▶ [EXERCISE INPUT]

——————————

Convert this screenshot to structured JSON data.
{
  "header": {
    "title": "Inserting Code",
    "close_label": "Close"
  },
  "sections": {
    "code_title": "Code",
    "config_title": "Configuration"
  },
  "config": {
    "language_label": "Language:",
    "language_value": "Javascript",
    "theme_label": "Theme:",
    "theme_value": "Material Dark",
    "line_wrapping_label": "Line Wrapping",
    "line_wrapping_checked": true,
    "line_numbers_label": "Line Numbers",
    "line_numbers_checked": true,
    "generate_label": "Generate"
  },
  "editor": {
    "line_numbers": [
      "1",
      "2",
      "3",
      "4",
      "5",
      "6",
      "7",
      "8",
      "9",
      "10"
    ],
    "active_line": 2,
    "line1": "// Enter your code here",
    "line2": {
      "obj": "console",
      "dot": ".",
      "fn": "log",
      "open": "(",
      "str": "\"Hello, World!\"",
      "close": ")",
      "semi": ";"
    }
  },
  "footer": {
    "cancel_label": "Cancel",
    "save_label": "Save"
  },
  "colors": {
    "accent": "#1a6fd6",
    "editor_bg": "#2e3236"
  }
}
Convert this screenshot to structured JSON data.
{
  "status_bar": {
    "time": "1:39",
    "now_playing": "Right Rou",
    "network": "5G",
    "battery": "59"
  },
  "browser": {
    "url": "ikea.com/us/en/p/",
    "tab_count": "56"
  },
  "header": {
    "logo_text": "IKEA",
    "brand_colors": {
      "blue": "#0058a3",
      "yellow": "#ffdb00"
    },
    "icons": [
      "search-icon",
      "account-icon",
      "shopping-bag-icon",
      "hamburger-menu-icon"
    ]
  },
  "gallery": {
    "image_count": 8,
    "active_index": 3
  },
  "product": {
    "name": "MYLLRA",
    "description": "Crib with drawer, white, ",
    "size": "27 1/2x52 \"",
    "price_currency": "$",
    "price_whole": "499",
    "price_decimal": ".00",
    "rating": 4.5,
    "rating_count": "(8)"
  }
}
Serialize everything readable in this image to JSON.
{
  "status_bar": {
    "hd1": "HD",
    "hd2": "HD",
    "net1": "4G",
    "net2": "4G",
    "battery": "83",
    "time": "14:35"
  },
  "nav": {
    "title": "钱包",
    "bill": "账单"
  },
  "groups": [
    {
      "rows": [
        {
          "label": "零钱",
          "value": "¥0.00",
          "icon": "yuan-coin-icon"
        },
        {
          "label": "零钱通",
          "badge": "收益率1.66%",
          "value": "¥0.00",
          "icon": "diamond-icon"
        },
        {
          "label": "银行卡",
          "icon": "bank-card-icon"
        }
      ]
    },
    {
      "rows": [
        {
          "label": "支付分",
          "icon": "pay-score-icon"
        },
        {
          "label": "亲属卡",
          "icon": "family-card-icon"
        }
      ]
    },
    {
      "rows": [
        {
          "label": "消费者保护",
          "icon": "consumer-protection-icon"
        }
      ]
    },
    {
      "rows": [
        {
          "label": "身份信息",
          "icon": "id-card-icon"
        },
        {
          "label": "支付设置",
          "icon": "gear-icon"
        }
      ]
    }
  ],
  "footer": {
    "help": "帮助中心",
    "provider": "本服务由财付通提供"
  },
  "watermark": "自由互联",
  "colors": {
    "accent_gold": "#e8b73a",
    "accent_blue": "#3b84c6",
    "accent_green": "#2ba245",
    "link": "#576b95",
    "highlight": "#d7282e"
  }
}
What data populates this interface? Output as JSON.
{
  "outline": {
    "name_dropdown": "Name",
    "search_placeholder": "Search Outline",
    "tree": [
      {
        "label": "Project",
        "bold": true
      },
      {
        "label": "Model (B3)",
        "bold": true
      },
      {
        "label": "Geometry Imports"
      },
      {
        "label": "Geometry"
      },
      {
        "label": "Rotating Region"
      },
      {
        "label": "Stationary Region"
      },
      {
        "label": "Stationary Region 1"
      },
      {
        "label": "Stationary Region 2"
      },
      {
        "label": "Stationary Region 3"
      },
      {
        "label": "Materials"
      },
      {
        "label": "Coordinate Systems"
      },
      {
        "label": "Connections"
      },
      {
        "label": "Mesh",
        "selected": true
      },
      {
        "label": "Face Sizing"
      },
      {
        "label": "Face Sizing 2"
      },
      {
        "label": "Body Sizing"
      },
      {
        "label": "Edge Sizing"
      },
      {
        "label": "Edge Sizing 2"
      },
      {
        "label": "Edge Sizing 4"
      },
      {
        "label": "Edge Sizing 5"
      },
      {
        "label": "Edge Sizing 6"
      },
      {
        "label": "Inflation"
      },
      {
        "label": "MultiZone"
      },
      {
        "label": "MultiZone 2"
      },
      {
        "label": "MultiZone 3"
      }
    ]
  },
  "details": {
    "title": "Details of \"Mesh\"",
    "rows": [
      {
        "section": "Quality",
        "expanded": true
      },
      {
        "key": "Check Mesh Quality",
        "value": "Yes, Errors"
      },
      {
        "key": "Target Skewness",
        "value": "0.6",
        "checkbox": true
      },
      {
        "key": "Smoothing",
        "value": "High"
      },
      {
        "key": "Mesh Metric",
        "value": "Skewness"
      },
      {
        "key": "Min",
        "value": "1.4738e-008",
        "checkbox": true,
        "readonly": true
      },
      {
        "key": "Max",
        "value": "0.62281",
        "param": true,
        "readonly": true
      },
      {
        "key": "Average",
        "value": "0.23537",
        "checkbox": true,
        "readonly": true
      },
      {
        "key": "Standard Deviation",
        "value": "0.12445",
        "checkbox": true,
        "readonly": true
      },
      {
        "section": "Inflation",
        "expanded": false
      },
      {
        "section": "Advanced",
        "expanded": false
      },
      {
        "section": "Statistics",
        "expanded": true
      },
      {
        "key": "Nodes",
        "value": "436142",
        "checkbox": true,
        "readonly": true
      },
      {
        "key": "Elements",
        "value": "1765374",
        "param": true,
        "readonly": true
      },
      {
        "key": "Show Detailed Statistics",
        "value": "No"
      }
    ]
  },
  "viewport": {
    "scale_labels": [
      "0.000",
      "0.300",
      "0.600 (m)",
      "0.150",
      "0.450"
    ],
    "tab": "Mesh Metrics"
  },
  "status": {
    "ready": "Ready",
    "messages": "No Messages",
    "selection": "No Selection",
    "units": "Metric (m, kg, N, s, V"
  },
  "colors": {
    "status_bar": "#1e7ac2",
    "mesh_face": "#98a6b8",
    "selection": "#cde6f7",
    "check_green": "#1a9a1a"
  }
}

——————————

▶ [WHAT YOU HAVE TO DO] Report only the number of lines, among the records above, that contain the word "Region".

▶ [RESPONSE TO THE EXERCISE] 5